"How far the ruling party benefits from [D&D] depends on the knowledge and the awareness of the people," he said.
State vs party
According to some observers, this tension - between the centralised ruling party and the decentralised state - could well determine the success of D&D. Indeed, civil society groups have already argued that the "indirect" nature of the May elections itself runs contrary to the goal of more responsive government.
On February 26, local election monitor Comfrel issued a report slamming the indirect council elections as a "foregone conclusion", since members will almost certainly vote for their own party's candidates.
Stephen Ehrentraut, a researcher and consultant with experience in D&D issues in Cambodia, said similarly that the dominance of the CPP at all levels of government would block the further entrenchment of democratic norms.
Although he saw "encouraging trends" in those communes in which there were competitive local elections, he said the exercise of local power depended heavily upon the attitude of the CPP's central leadership.
"In the vast majority of communes in which the council and village chiefs are controlled by the ruling party, what is called decentralisation does not effectively devolve powers to lower levels of the state and contributes little to meaningful democratisation," he said.
The indirect May 17 elections, he added, were more likely to entrench loyalty to CPP rule than they were to democratise the political system.
Ngan Chamroeun said that although political scientists had documented the use of D&D as a way of legitimising undemocratic regimes in Asia, Africa and Latin America, the cost and effort of conducting elections based on universal suffrage in Cambodia would require the diversion of a large amount of funds.

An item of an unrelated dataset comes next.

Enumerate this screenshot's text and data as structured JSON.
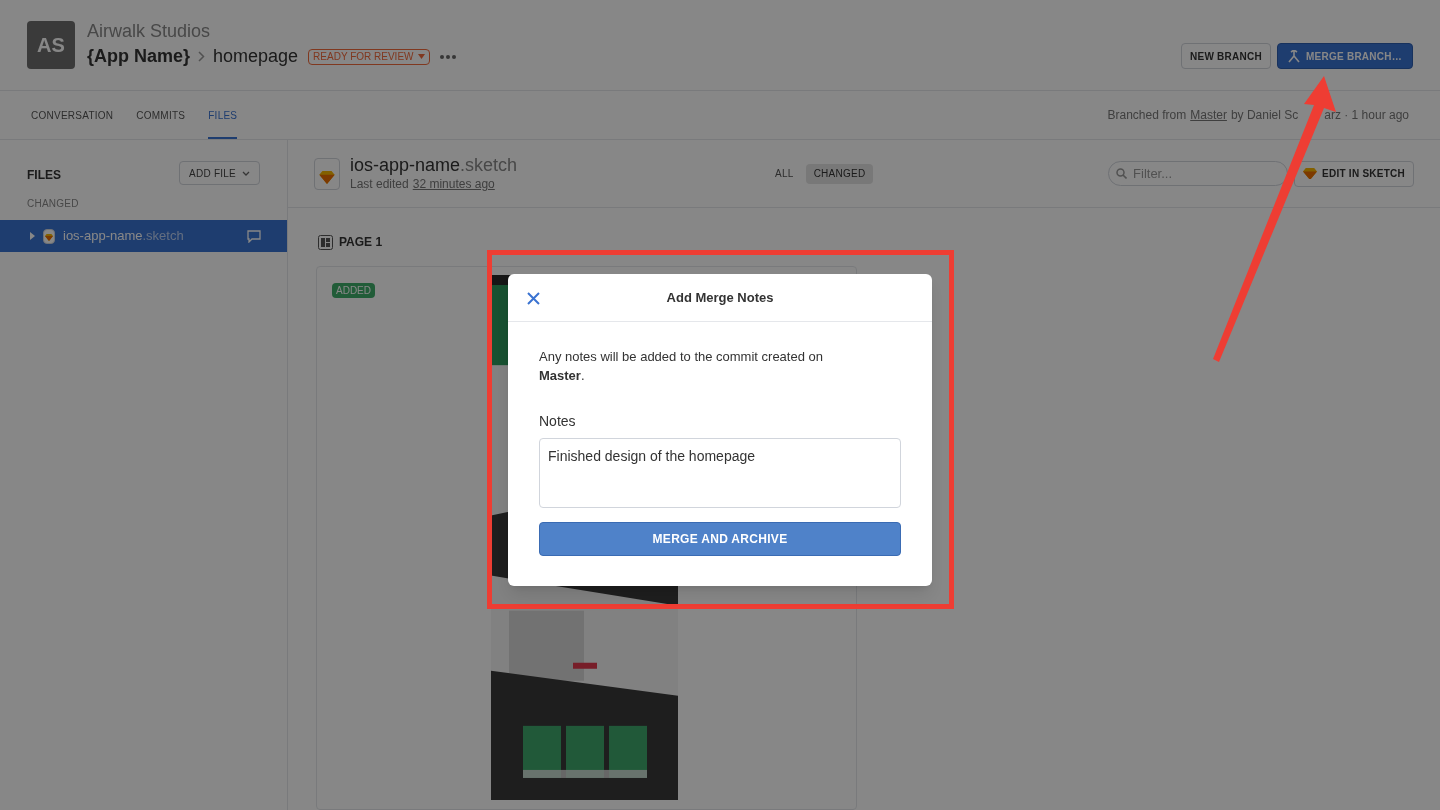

"For direct elections selected by the people, where would we find the money? In this country, we need to spend money on a lot of other problems, like how to reduce poverty," he said. "[The commune councilors] are still the representatives of the people."
Amid conflicting claims for the reforms, Thida Keus said it was important to remember that D&D could very well be driven by a mix of motives, and that some recognition should be given to the government for initiating the reforms at all.
"We have to give some credit to them: They want to set up the structures for better management and better accountability, so services can better reach the people," she said.
"There are also positive forces within the CPP who want real reform. This is something that will help Cambodia manage social services and governance, and that should help contribute to better governance and better service to the people."